Dunham is the first Marine to earn the Medal of Honor for service in Iraq. On April 4, 2003, Army Sgt. 1st Class Paul R. Smith posthumously earned the medal for organizing a defense that held off a company-sized attack on more than 100 vulnerable coalition soldiers in Iraq. In that action, Smith manned a .50 caliber machine gun in an exposed position until he was mortally wounded.
Editor's note Editor's Note (foaled in 1993 in Kentucky) is an American thoroughbred Stallion racehorse. He was sired by 1992 U.S. Champion 2 YO Colt Forty Niner, who in turn was a son of Champion sire Mr. Prospector and out of the mare, Beware Of The Cat.
Trained by D. : Information for this story was provided by Marine Staff Sgt. Scott Dunn Scott Allen Dunn (born May 23, 1978 in San Antonio, Texas) is a pitcher for the Oakland Athletics. After graduating from Winston Churchill High School in San Antonio, he attended the University of Texas at Austin. After college, he was drafted by the Reds. , Headquarters Marine Corps.
The President of the United States The head of the Executive Branch, one of the three branches of the federal government.

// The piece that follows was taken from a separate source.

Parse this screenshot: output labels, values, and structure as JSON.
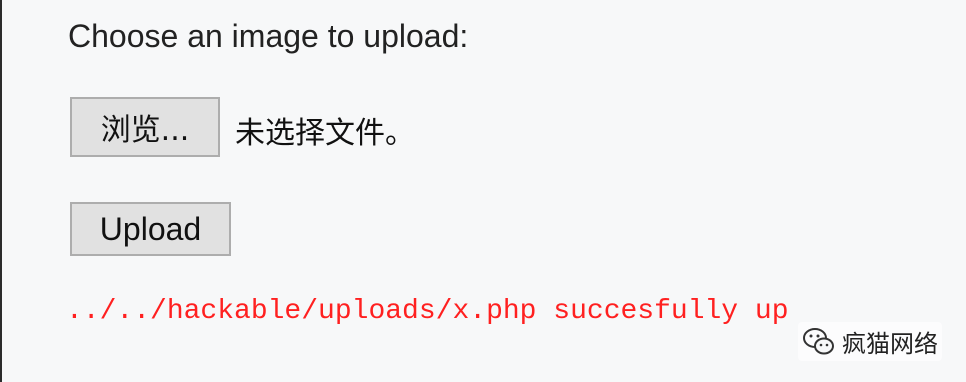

The U.S. Constitution sets relatively strict requirements about who may serve as president and for how long. in the name of The Congress takes pride in presenting the MEDAL OF HONOR posthumously to
CORPORAL JASON L. DUNHAM UNITED STATES MARINE CORPS United States Marine Corps (USMC)
Separate military service within the U.S. Department of the Navy (see U.S. Navy), charged with providing marine troops for seizure and defense of advanced bases and with conducting operations on land and in the air in connection with for service as set forth in the following CITATION:
For conspicuous gallantry and intrepidity at the risk of his life above and beyond the call of duty while serving as a Rifle Squad Leader, 4th Platoon, Company K, Third Battalion, Seventh Marines (Reinforced), Regimental Combat Team A regimental combat team was a provisional major infantry unit of the United States Army during the Second World War and Korean War. The regimental combat team, or "R.C.T.", was formed by augmenting a regular infantry regiment with smaller tank, artillery, combat engineer, 7, First Marine Division (Reinforced), on 14 April 2004. Corporal Dunham's squad was conducting a reconnaissance mission in the town of Karabilah, Iraq, when they heard rocket-propelled grenade and small arms fire erupt approximately two kilometers to the west. Corporal Dunham led his Combined Anti-Armor Team A Combined Anti-Armor Team is a platoon in a weapons company originally employed to combat armored vehicles with heavy machine guns and TOW missiles, in addition to providing security for convoys. CAAT platoons are one form of employment for heavy weapons in an infantry unit. towards the engagement to provide fire support to their Battalion Commander's convoy, which had been ambushed as it was traveling to Camp Husaybah. As Corporal Dunham ordered his squad to dismount their vehicles and led one of his fire teams on foot several blocks south of the ambushed convoy. Discovering seven Iraqi vehicles in a column attempting to depart, Corporal Dunham and his team stopped the vehicles to search them for weapons. As they approached the vehicles, an insurgent leaped out and attacked Corporal Dunham. Corporal Dunham wrestled the insurgent to the ground and in the ensuing struggle saw the insurgent release a grenade. Corporal Dunham immediately alerted his fellow Marines to the threat. Aware of the imminent danger and without hesitation, Corporal Dunham covered the grenade with his helmet and body, bearing the brunt of the explosion and shielding his Marines from the blast. In an ultimate and selfless act of bravery in which he was mortally wounded, he saved the lives of at least two fellow Marines. By his undaunted courage, intrepid fighting spirit, and unwavering devotion to duty, Corporal Dunham gallantly gave his life for his country, thereby reflecting great credit upon himself and upholding the highest traditions of the Marine Corps and the United States Naval Service.